- Provence Odyssey | Saint-Rémy: Les Photos (daily-norm.com)
- Provence Odyssey | Saint-Rémy: Day 8 – Picture-Perfect Provence (daily-norm.com)
- Provence Odyssey | Avignon to Arles: Day 3 – From Popes to Emperors (daily-norm.com)
- Provence Odyssey | Aix: Day 9 – In search of Cézanne (daily-norm.com)
- Provence Odyssey | My Journey in Paintings: Beau Les Baux (daily-norm.com)
- Provence Odyssey | Avignon – A room with a view (daily-norm.com)
- Provence Odyssey | My Journey in Paintings: From Avignon to Arles (avec le petit dejeuner) (daily-norm.com)

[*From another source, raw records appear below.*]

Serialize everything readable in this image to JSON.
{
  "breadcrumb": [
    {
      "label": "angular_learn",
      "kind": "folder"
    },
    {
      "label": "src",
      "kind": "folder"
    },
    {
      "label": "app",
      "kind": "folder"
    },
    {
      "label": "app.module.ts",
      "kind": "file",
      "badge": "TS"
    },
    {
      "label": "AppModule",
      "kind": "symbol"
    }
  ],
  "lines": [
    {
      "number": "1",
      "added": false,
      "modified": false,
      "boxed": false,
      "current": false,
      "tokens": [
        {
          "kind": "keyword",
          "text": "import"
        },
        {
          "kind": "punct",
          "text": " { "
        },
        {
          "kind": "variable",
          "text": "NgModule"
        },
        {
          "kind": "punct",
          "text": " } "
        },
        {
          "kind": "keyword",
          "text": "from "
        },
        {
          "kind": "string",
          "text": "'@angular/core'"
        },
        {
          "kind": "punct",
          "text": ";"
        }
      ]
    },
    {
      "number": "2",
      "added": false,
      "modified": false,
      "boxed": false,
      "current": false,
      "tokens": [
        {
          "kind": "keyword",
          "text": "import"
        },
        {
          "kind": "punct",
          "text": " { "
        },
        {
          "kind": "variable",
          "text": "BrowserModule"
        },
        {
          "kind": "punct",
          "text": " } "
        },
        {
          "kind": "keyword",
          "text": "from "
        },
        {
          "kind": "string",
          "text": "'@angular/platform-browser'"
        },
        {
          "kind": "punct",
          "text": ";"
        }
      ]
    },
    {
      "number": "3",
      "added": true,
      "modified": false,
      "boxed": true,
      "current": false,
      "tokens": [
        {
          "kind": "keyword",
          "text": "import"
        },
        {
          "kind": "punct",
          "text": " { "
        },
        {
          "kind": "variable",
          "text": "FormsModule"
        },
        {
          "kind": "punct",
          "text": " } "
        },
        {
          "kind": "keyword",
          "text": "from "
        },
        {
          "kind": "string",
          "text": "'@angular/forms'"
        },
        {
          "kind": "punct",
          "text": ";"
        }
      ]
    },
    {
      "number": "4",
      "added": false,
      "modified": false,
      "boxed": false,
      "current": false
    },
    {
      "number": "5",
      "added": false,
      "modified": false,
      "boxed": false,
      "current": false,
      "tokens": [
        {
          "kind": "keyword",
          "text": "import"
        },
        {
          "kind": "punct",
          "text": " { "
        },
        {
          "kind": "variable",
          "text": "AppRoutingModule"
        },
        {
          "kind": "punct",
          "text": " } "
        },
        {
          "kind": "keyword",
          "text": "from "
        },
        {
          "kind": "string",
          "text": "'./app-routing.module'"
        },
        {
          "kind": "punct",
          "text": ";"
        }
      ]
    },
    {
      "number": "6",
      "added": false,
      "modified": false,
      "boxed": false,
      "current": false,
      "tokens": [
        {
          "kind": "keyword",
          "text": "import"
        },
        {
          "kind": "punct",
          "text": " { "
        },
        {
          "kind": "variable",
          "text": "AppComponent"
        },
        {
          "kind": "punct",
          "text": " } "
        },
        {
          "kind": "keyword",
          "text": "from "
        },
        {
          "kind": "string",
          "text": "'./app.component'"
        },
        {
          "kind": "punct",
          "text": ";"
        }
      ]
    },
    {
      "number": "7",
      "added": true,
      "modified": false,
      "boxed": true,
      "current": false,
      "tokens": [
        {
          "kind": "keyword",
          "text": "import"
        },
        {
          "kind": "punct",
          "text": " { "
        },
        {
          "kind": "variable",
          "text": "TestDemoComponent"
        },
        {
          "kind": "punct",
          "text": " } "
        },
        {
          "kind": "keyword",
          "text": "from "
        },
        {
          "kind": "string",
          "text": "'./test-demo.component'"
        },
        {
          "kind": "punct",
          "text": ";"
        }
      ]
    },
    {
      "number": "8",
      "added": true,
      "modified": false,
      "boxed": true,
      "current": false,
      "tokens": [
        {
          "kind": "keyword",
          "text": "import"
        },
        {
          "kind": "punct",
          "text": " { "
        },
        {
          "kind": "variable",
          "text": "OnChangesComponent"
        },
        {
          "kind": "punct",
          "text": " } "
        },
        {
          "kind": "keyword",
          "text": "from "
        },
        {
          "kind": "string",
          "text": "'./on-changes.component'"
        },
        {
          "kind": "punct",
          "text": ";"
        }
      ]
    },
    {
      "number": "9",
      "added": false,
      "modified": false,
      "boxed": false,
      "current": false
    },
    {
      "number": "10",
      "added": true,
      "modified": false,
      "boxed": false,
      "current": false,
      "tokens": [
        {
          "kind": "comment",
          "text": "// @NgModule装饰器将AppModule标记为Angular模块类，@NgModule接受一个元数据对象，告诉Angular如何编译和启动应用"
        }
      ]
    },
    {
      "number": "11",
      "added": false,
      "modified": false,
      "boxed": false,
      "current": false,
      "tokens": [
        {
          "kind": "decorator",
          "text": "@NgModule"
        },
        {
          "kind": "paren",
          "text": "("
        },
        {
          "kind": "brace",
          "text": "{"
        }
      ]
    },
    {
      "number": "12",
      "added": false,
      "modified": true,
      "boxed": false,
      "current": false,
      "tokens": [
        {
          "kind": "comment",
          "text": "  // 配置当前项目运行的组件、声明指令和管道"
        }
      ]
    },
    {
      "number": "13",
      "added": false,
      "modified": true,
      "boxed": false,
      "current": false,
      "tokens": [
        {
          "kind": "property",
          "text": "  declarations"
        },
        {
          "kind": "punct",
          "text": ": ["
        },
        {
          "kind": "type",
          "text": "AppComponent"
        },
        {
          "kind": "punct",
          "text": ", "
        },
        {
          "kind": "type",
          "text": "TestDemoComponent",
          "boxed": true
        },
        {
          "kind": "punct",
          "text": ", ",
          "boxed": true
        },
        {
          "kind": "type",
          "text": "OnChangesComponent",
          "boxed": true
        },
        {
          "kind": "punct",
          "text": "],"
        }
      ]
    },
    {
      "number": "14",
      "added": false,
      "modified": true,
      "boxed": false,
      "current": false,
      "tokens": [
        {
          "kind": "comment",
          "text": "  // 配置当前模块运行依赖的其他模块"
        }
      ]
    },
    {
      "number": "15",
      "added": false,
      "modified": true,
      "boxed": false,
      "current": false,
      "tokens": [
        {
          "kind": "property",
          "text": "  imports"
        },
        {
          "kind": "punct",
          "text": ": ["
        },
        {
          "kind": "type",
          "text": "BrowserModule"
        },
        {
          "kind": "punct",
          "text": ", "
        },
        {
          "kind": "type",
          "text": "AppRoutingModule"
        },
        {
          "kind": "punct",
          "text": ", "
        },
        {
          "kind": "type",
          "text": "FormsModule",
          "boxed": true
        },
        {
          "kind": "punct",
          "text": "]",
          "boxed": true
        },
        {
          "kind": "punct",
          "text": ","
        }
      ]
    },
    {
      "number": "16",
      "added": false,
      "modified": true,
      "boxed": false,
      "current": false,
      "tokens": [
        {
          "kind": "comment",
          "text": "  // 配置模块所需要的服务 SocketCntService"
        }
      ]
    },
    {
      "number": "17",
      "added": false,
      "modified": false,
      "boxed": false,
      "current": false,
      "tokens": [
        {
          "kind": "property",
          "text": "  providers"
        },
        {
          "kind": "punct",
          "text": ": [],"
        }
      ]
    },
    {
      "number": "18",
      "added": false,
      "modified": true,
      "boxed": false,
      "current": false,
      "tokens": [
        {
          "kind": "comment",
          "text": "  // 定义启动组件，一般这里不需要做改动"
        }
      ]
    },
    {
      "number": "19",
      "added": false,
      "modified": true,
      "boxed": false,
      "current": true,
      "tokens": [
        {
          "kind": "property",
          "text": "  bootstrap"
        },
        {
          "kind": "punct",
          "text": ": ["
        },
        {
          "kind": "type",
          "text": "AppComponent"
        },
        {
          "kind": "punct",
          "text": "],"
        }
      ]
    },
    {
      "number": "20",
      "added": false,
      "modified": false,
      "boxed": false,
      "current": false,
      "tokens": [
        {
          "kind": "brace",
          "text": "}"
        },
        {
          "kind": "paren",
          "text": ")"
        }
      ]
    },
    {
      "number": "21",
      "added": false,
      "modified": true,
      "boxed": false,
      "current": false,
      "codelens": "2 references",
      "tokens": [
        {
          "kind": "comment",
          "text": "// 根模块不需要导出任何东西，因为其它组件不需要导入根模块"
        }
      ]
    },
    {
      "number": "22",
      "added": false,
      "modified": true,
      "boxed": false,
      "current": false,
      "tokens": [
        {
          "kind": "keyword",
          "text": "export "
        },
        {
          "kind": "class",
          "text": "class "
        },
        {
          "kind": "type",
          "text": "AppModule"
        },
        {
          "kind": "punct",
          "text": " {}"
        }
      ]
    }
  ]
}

- Provence Odyssey | Saint-Rémy: Day 6 – The Grandeur of Ancient Glanum (daily-norm.com)